== Segment start ==

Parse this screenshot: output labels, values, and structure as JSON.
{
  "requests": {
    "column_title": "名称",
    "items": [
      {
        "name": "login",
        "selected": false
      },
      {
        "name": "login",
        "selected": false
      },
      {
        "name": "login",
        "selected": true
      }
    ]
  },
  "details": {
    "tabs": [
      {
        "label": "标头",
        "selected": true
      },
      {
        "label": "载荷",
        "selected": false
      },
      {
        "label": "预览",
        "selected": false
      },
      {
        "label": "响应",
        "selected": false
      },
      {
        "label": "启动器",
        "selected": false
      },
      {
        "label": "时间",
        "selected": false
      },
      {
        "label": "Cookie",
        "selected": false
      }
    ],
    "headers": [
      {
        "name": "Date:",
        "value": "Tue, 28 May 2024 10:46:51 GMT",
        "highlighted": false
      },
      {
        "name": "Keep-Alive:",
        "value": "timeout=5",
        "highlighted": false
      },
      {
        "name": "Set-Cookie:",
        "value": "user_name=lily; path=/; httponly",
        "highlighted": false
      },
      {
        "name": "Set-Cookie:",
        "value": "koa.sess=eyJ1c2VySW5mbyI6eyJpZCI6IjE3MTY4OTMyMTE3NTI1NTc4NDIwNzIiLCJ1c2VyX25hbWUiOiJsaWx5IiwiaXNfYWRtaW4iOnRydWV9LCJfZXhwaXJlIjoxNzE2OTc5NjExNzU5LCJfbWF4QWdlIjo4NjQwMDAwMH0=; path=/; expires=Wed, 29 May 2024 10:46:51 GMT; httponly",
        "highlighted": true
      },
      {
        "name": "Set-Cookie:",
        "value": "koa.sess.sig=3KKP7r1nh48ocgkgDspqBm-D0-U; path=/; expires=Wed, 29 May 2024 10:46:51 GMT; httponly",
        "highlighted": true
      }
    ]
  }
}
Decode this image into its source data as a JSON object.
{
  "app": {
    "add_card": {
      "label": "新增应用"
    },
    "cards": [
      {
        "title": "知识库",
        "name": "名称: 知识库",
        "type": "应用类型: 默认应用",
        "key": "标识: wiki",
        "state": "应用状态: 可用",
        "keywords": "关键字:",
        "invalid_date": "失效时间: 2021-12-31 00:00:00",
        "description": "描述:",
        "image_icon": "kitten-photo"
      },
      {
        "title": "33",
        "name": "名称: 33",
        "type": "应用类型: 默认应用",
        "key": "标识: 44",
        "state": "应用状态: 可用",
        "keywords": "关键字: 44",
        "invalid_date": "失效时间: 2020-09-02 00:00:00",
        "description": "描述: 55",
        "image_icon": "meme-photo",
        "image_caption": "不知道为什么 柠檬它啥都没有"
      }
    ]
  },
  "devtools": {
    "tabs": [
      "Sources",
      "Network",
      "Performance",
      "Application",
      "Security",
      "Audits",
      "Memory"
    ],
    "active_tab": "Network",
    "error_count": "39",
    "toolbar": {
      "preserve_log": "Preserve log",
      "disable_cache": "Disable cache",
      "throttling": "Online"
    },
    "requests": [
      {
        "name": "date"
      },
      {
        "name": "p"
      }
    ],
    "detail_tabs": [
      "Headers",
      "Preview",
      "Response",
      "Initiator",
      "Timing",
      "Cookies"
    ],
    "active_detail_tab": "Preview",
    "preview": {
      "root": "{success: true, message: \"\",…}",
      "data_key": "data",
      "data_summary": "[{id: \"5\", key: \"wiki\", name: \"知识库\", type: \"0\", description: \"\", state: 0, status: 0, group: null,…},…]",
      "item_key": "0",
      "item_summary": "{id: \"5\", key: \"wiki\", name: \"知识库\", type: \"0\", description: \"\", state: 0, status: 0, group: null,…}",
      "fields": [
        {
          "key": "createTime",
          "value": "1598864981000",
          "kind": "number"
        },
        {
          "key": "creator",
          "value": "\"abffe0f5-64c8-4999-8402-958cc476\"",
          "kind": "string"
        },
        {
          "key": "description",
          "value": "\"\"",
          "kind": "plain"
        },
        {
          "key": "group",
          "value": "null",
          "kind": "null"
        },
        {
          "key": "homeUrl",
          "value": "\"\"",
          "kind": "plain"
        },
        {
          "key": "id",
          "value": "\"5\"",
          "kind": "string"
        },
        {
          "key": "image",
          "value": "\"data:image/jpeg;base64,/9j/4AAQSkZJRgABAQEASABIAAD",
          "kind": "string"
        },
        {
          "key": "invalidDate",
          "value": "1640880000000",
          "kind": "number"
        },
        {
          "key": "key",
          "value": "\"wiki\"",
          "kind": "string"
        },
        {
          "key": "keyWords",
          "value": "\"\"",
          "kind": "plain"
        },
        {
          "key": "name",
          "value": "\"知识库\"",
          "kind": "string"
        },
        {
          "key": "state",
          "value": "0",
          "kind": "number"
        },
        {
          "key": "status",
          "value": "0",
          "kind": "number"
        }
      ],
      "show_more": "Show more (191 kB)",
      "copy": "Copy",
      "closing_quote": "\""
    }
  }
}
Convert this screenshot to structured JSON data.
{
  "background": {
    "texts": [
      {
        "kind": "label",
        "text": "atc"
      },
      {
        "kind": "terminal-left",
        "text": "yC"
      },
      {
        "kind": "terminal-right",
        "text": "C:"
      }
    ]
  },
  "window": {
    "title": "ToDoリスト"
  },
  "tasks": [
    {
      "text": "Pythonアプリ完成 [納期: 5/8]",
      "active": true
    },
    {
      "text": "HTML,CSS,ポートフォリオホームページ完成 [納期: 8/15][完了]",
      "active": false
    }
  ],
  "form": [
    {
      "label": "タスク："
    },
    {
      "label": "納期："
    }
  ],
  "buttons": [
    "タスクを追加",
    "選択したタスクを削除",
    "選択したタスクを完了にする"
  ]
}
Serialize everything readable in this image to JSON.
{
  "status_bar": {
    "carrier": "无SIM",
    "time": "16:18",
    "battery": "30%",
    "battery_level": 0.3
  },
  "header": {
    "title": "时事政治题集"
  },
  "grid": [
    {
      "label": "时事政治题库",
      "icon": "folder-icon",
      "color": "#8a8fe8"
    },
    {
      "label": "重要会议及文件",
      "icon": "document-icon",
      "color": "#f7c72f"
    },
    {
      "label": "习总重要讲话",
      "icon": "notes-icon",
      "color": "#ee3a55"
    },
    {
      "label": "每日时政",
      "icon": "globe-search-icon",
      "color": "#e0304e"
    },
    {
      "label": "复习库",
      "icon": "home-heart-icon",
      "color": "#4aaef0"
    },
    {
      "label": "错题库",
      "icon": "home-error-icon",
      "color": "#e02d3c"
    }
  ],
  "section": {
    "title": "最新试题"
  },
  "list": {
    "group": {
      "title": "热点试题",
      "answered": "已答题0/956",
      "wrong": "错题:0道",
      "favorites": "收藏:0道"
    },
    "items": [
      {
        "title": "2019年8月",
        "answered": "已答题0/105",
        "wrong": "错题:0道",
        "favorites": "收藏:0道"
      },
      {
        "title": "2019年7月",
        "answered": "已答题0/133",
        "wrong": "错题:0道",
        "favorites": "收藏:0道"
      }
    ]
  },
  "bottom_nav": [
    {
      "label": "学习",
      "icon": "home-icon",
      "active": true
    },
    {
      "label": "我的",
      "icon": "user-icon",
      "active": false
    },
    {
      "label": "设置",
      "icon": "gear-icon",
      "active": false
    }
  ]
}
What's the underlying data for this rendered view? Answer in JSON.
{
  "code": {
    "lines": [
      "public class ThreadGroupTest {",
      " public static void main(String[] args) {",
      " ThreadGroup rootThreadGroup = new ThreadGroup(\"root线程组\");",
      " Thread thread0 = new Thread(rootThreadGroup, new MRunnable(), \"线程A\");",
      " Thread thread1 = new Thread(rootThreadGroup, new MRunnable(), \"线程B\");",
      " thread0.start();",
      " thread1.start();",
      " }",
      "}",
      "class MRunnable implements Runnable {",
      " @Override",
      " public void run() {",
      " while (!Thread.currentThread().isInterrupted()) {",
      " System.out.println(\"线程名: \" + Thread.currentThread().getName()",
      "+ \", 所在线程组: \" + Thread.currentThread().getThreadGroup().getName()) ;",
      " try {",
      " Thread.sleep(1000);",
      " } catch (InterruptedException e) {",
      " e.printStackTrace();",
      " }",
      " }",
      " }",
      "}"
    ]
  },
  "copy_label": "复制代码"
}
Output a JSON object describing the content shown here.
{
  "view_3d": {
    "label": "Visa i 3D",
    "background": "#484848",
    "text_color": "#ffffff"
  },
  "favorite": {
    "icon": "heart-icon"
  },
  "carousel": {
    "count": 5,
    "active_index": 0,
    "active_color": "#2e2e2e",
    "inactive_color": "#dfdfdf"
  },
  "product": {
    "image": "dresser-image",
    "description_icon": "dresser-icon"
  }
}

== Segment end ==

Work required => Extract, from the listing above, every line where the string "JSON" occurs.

Task result =>
Parse this screenshot: output labels, values, and structure as JSON.
Decode this image into its source data as a JSON object.
Convert this screenshot to structured JSON data.
Serialize everything readable in this image to JSON.
What's the underlying data for this rendered view? Answer in JSON.
Output a JSON object describing the content shown here.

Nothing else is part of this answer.